In Vermont the annual direct costs to the economy attributable to smoking were in excess of $652 million, including workplace productivity losses of $138 million, premature death losses of approximately $221 million, and direct medical expenditures of $293 million, according to a new study by the American Lung Association.
While the retail price of a pack of cigarettes in Vermont is on average $6.54 ($5.60 New Hampshire; $7.89 New York; $7.23 Massachusetts), the combined medical costs and productivity losses attributable to each pack of cigarettes sold are approximately $24.52 per pack of cigarettes. The ratio of benefits to cost varies from $0.90 to $2.62 saved per dollar spent on smoking cessation programs, depending upon the type of intervention. Nicotine replacement therapies, generic bupropion and varenicline showed substantial benefits to costs from the societal perspective across the sensitivity ranges used for treatment effectiveness. Only brand name bupropion did not have a positive benefits to cost ratio at the low end of the range.
The American Lung Association concludes that for most smoking cessation treatments, the benefits of smoking cessation programs statewide greatly outweigh the cost to implement them.
Detailed results and the full report can be found here: REPORT.
The study was conducted by Pennsylvania State University. The report's Executive Summary says in part:

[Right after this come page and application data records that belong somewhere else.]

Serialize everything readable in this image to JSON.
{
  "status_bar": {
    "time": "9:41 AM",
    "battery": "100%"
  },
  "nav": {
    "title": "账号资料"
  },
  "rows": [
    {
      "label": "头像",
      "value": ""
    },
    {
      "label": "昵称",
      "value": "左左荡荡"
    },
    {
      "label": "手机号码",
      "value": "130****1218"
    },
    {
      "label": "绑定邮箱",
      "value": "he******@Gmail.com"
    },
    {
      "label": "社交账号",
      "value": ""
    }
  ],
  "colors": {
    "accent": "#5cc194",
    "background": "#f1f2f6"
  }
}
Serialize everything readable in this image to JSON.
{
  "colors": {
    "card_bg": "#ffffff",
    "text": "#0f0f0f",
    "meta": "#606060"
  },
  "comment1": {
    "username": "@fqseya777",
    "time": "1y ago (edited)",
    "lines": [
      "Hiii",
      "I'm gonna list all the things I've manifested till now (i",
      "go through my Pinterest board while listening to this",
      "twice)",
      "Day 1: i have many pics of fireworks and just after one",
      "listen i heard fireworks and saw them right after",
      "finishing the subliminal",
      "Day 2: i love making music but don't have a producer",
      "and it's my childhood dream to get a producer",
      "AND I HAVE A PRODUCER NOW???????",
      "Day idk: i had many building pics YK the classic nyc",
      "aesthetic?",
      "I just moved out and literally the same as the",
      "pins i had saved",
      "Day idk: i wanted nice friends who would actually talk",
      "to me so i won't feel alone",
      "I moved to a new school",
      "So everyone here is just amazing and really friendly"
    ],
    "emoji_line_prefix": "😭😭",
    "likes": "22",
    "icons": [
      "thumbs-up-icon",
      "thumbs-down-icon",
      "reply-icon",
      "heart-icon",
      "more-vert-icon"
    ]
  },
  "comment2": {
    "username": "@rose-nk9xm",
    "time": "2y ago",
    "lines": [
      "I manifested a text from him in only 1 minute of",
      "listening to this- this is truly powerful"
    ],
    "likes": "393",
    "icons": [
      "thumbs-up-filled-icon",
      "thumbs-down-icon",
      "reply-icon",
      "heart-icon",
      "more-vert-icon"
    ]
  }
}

"Cigarette smoking is the single leading cause of preventable disease and preventable death in the United States (US), leading to more than 400,000 deaths annually. The CDC and the U.S. Department of Health and Human Services have both issued guidelines on smoking cessation to help people to quit smoking that include: access to counseling, access to all FDA-approved over-the-counter and prescription medications; multiple quit attempts; and reduced or eliminated co-pays. However, access to these aids is limited since many payers do not cover these treatments. The objective of this study was to determine whether the cost of making such smoking cessation programs available at the state level could be justified by the benefits.
"We performed a cost-benefit analysis of access to smoking cessation programs using a societal perspective using state specific data. Smoking cessation programs based on three treatment alternatives were studied: nicotine replacement therapy (NRT), bupropion, and varenicline. Each approach was evaluated with and without individual counseling. Benefits were estimated as reductions in medical expenditures, premature deaths and increased workplace productivity. Costs were estimated as direct cost of the smoking cessation programs, the lost tax revenue to the public sector and the lost revenue to retailers and distributors, since smokers who quit will no longer purchase cigarettes. Other model parameters included how many smokers take advantage of the programs and the programs’ effectiveness in helping smokers to quit. The cost-benefit model was parameterized using data from CDC, and various national surveys, including the Behavioral Risk Factors Surveillance Survey and the Current Population Survey."
Source: American Lung Association. 9.16.2010